UPDATE 1-Acadia antipsychotic for Parkinson's succeeds in trial

Tue Nov 27, 2012 11:20am EST

* Significantly reduces psychotic symptoms vs placebo

* Achieves antipsychotic effect without loss of motor function

* Drugs appears to be tolerable, safe in Phase III study

* Company planning second confirmatory Phase III trial

* Shares rise 150 percent (Adds stock price, analyst comment)

By Bill Berkrot

Nov 27 (Reuters) - An antipsychotic drug for Parkinson's disease patients being developed by Acadia Pharmaceuticals Inc succeeded in meeting the primary goal and key secondary goals of a pivotal late stage clinical trial, the company said on Tuesday.

Acadia shares more than doubled after the company released initial, or top line, results from the 199-patient Phase III trial of pimavanserin that showed the drug was significantly better than placebo at reducing psychotic effects of Parkinson's disease psychosis.

Pimavanserin also met a secondary goal of the study by demonstrating that it could achieve an antipsychotic effect without worsening of motor function, the company said.

Acadia shares jumped 150 percent to $5.75 on Nasdaq.

"These data represent an unprecedented advance for Parkinson's patients who suffer from the psychosis frequently associated with this disease," Dr. Jeffrey Cummings, director of the Cleveland Clinic Lou Ruvo Center for Brain Health, said in a statement.

"Among Parkinson's patients, psychosis is the leading cause of institutionalization and dramatically increases the risk of mortality," Cummings said.

On a nine-item scale measuring psychosis symptoms, such as hallucinations and delusions, from the start of the trial to day 43, pimavanserin led to a 5.79 point improvement compared with a 2.73 point improvement for placebo patients. The result was deemed to be highly statistically significant, the company said.

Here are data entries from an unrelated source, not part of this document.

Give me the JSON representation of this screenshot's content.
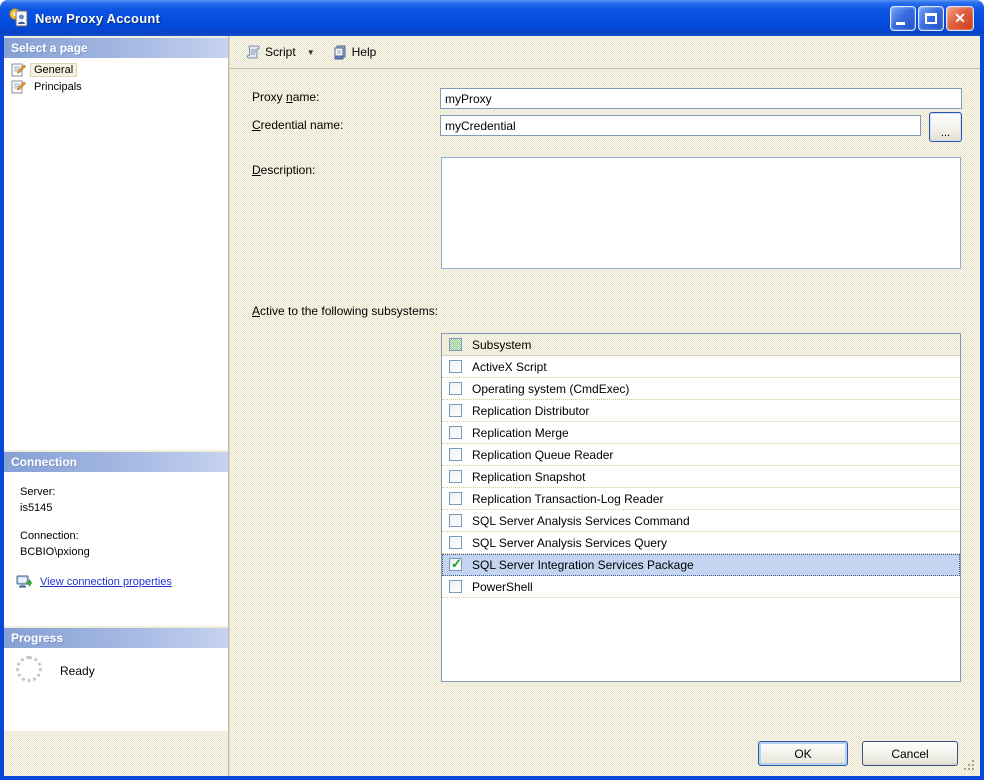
{
  "window": {
    "title": "New Proxy Account",
    "close_glyph": "✕"
  },
  "toolbar": {
    "script_label": "Script",
    "dropdown_glyph": "▼",
    "help_label": "Help"
  },
  "sidebar": {
    "select_page_header": "Select a page",
    "pages": [
      {
        "label": "General",
        "selected": true
      },
      {
        "label": "Principals",
        "selected": false
      }
    ],
    "connection_header": "Connection",
    "server_label": "Server:",
    "server_value": "is5145",
    "connection_label": "Connection:",
    "connection_value": "BCBIO\\pxiong",
    "view_connection_link": "View connection properties",
    "progress_header": "Progress",
    "progress_status": "Ready"
  },
  "form": {
    "proxy_name": {
      "label_pre": "Proxy ",
      "label_mn": "n",
      "label_post": "ame:",
      "value": "myProxy"
    },
    "credential_name": {
      "label_pre": "",
      "label_mn": "C",
      "label_post": "redential name:",
      "value": "myCredential",
      "browse_label": "..."
    },
    "description": {
      "label_pre": "",
      "label_mn": "D",
      "label_post": "escription:",
      "value": ""
    },
    "subsystems_label": {
      "label_pre": "",
      "label_mn": "A",
      "label_post": "ctive to the following subsystems:"
    }
  },
  "subsystems": {
    "header": "Subsystem",
    "rows": [
      {
        "label": "ActiveX Script",
        "checked": false,
        "selected": false
      },
      {
        "label": "Operating system (CmdExec)",
        "checked": false,
        "selected": false
      },
      {
        "label": "Replication Distributor",
        "checked": false,
        "selected": false
      },
      {
        "label": "Replication Merge",
        "checked": false,
        "selected": false
      },
      {
        "label": "Replication Queue Reader",
        "checked": false,
        "selected": false
      },
      {
        "label": "Replication Snapshot",
        "checked": false,
        "selected": false
      },
      {
        "label": "Replication Transaction-Log Reader",
        "checked": false,
        "selected": false
      },
      {
        "label": "SQL Server Analysis Services Command",
        "checked": false,
        "selected": false
      },
      {
        "label": "SQL Server Analysis Services Query",
        "checked": false,
        "selected": false
      },
      {
        "label": "SQL Server Integration Services Package",
        "checked": true,
        "selected": true
      },
      {
        "label": "PowerShell",
        "checked": false,
        "selected": false
      }
    ]
  },
  "footer": {
    "ok_label": "OK",
    "cancel_label": "Cancel"
  },
  "icons": {
    "check_glyph": "✓",
    "selection_color": "#c3d5f1",
    "titlebar_color": "#0349dc",
    "link_color": "#2236c9",
    "check_green": "#17a317"
  }
}
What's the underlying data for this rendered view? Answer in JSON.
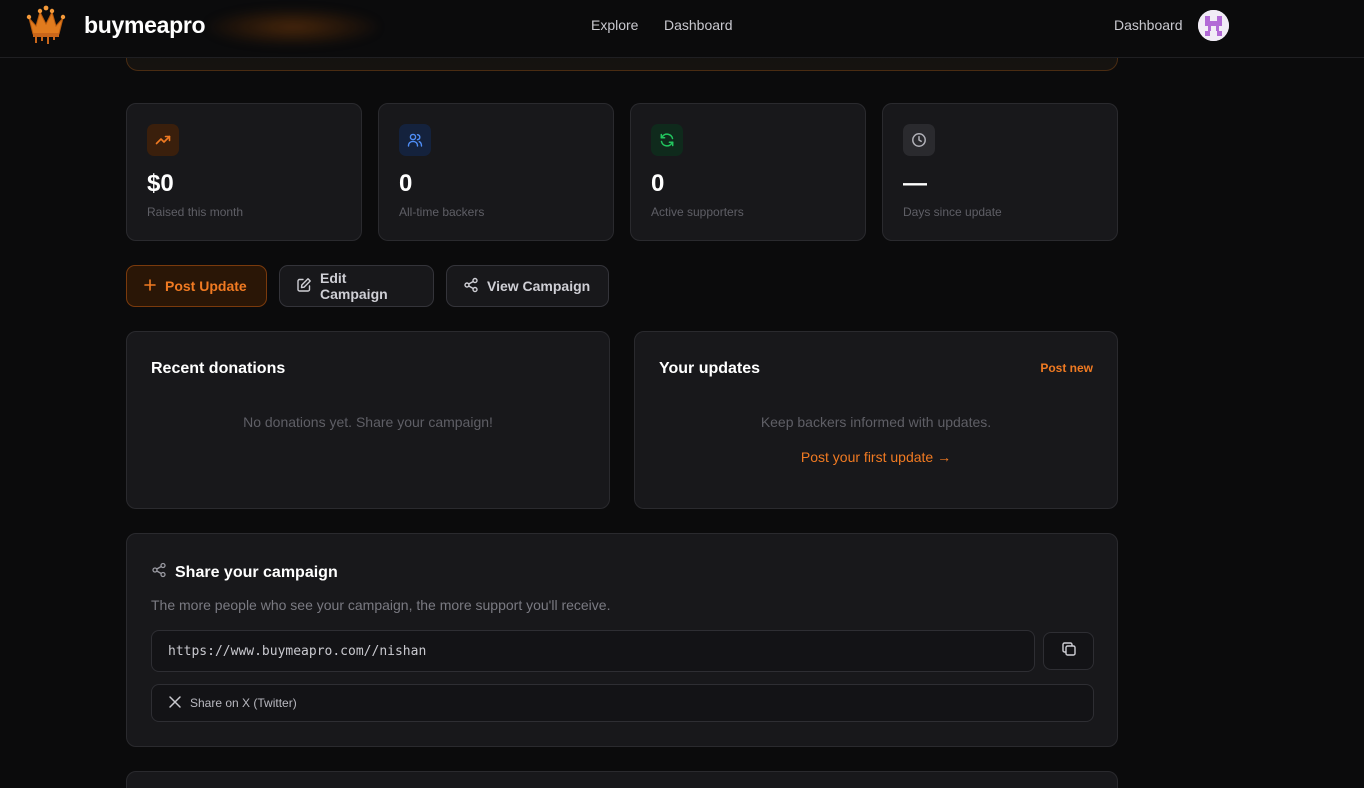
{
  "header": {
    "brand": "buymeapro",
    "nav": {
      "explore": "Explore",
      "dashboard": "Dashboard"
    },
    "right_dashboard": "Dashboard"
  },
  "stats": [
    {
      "icon": "trending-up-icon",
      "value": "$0",
      "label": "Raised this month",
      "accent": "#f07a22"
    },
    {
      "icon": "users-icon",
      "value": "0",
      "label": "All-time backers",
      "accent": "#4f8ef7"
    },
    {
      "icon": "refresh-icon",
      "value": "0",
      "label": "Active supporters",
      "accent": "#22c55e"
    },
    {
      "icon": "clock-icon",
      "value": "—",
      "label": "Days since update",
      "accent": "#9a9aa2"
    }
  ],
  "actions": {
    "post_update": "Post Update",
    "edit_campaign": "Edit Campaign",
    "view_campaign": "View Campaign"
  },
  "donations": {
    "title": "Recent donations",
    "empty": "No donations yet. Share your campaign!"
  },
  "updates": {
    "title": "Your updates",
    "post_new": "Post new",
    "empty": "Keep backers informed with updates.",
    "first_update": "Post your first update →"
  },
  "share": {
    "title": "Share your campaign",
    "description": "The more people who see your campaign, the more support you'll receive.",
    "url": "https://www.buymeapro.com//nishan",
    "twitter": "Share on X (Twitter)"
  },
  "colors": {
    "accent": "#f07a22",
    "background": "#0b0b0c",
    "card": "#18181b"
  }
}
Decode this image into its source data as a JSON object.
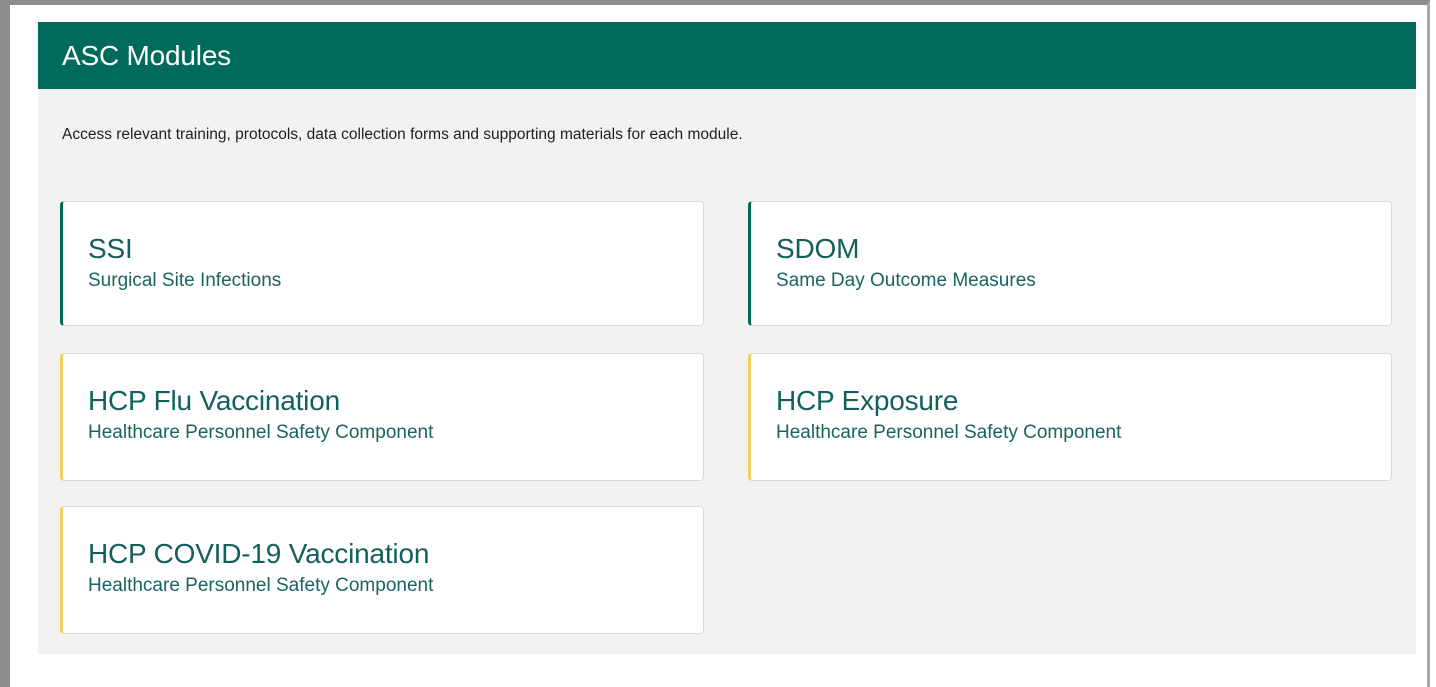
{
  "panel": {
    "title": "ASC Modules",
    "description": "Access relevant training, protocols, data collection forms and supporting materials for each module.",
    "header_color": "#006a5b",
    "accent_green": "#006a5b",
    "accent_yellow": "#f2d15a"
  },
  "modules": [
    {
      "title": "SSI",
      "subtitle": "Surgical Site Infections",
      "accent": "green"
    },
    {
      "title": "SDOM",
      "subtitle": "Same Day Outcome Measures",
      "accent": "green"
    },
    {
      "title": "HCP Flu Vaccination",
      "subtitle": "Healthcare Personnel Safety Component",
      "accent": "yellow"
    },
    {
      "title": "HCP Exposure",
      "subtitle": "Healthcare Personnel Safety Component",
      "accent": "yellow"
    },
    {
      "title": "HCP COVID-19 Vaccination",
      "subtitle": "Healthcare Personnel Safety Component",
      "accent": "yellow"
    }
  ]
}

"The data certainly look positive," said Brian Lian, an analyst with Suntrust Robinson Humphrey. "Across the board it appeared to show improvement on multiple measures and certainly across all the primary and secondary endpoints.

The company is planning a second, similar Phase III study to confirm the results before seeking approval from U.S. health regulators, Acadia Chief Executive Uli Hacksell said.

"Once you have those trial results, assuming they're positive, it sure seems like you have demonstrated efficacy and the safety profile is also very promising," said Lian, who estimates $220 million in sales for Parkinson's psychosis by 2020 and significantly more if the drug is also used to treat psychosis associated Alzheimer's disease.

The Acadia drug in 2009 failed to meet the goals of a previous Phase III study due to what the company said was an unusually large placebo effect. Much of that effect came from patients in Eastern Europe and India, where they were exposed during the trial to much better healthcare standards than is typical for such patients in those countries, possibly contributing to the placebo effect, Hacksell explained.

The latest trial was conducted only with North American patients.

"We are very excited about the top line results that successfully met all the objectives of this pivotal Phase III study," Hacksell told Reuters by telephone. "This is an important advance in a very complicated and difficult disease."

Parkinson's disease psychosis, or PDP, is a debilitating disorder that develops in up to 60 percent of patients as their Parkinson's disease progresses.

Most current antipsychotic drugs cannot be used in Parkinson's disease patients because those drugs block dopamine in the brain, which is the primary target for Parkinson's therapy and can lead to worsening of motor function for such patients. "So they cannot be used at effective doses," Hacksell said of available antipsychotics.

Pimavanserin selectively blocks certain serotonin receptors in the brain but has no effect on dopamine.

"The results of this study suggest that a selective, non-dopaminergic-based therapy has the potential to transform the treatment landscape for patients with this debilitating disorder," Cleveland Clinic's Cummings said.

The Acadia drug also led to improvements in nighttime sleep, daytime wakefulness and caregiver burden in the late stage trial, in which patients were also taking their regular Parkinson's medication, the company said.

The drug was well tolerated with the most common adverse side effect being urinary tract infections.

"When you look at clinical trials in general they have some gray aspects of them. We don't see any gray in the outcome of this study," the Acadia CEO said. "It's all super strong." (Reporting by Bill Berkrot; Editing by Tim Dobbyn and Marguerita Choy)